**Prompt**
Write out the following records exactly, each one in full.

[Items from an interface collection]
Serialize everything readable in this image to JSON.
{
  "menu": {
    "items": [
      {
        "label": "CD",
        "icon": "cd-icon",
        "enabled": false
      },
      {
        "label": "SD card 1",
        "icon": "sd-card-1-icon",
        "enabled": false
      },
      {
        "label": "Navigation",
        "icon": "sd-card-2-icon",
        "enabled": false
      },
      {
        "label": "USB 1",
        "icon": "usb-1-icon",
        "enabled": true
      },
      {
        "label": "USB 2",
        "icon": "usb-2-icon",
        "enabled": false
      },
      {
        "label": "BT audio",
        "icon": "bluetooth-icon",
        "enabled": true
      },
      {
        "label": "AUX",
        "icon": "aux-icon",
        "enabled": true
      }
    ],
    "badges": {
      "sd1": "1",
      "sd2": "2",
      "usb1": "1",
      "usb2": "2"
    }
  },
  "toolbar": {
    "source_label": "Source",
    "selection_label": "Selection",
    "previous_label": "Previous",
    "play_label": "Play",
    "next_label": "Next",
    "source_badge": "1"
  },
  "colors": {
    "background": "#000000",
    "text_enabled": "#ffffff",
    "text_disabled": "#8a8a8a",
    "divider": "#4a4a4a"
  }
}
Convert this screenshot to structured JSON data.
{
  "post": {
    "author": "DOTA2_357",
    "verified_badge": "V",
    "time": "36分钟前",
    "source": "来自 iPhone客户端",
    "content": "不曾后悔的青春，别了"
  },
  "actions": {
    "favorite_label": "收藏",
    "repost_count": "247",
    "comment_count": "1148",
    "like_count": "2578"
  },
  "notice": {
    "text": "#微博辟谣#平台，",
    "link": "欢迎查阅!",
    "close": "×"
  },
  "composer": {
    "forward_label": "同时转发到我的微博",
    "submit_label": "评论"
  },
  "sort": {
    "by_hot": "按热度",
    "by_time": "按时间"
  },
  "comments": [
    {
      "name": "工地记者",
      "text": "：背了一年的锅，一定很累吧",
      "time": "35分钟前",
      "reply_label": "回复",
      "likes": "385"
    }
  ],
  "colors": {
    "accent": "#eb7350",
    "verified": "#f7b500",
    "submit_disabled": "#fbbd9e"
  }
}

**Solved exercise**
Serialize everything readable in this image to JSON.
{
  "menu": {
    "items": [
      {
        "label": "CD",
        "icon": "cd-icon",
        "enabled": false
      },
      {
        "label": "SD card 1",
        "icon": "sd-card-1-icon",
        "enabled": false
      },
      {
        "label": "Navigation",
        "icon": "sd-card-2-icon",
        "enabled": false
      },
      {
        "label": "USB 1",
        "icon": "usb-1-icon",
        "enabled": true
      },
      {
        "label": "USB 2",
        "icon": "usb-2-icon",
        "enabled": false
      },
      {
        "label": "BT audio",
        "icon": "bluetooth-icon",
        "enabled": true
      },
      {
        "label": "AUX",
        "icon": "aux-icon",
        "enabled": true
      }
    ],
    "badges": {
      "sd1": "1",
      "sd2": "2",
      "usb1": "1",
      "usb2": "2"
    }
  },
  "toolbar": {
    "source_label": "Source",
    "selection_label": "Selection",
    "previous_label": "Previous",
    "play_label": "Play",
    "next_label": "Next",
    "source_badge": "1"
  },
  "colors": {
    "background": "#000000",
    "text_enabled": "#ffffff",
    "text_disabled": "#8a8a8a",
    "divider": "#4a4a4a"
  }
}
Convert this screenshot to structured JSON data.
{
  "post": {
    "author": "DOTA2_357",
    "verified_badge": "V",
    "time": "36分钟前",
    "source": "来自 iPhone客户端",
    "content": "不曾后悔的青春，别了"
  },
  "actions": {
    "favorite_label": "收藏",
    "repost_count": "247",
    "comment_count": "1148",
    "like_count": "2578"
  },
  "notice": {
    "text": "#微博辟谣#平台，",
    "link": "欢迎查阅!",
    "close": "×"
  },
  "composer": {
    "forward_label": "同时转发到我的微博",
    "submit_label": "评论"
  },
  "sort": {
    "by_hot": "按热度",
    "by_time": "按时间"
  },
  "comments": [
    {
      "name": "工地记者",
      "text": "：背了一年的锅，一定很累吧",
      "time": "35分钟前",
      "reply_label": "回复",
      "likes": "385"
    }
  ],
  "colors": {
    "accent": "#eb7350",
    "verified": "#f7b500",
    "submit_disabled": "#fbbd9e"
  }
}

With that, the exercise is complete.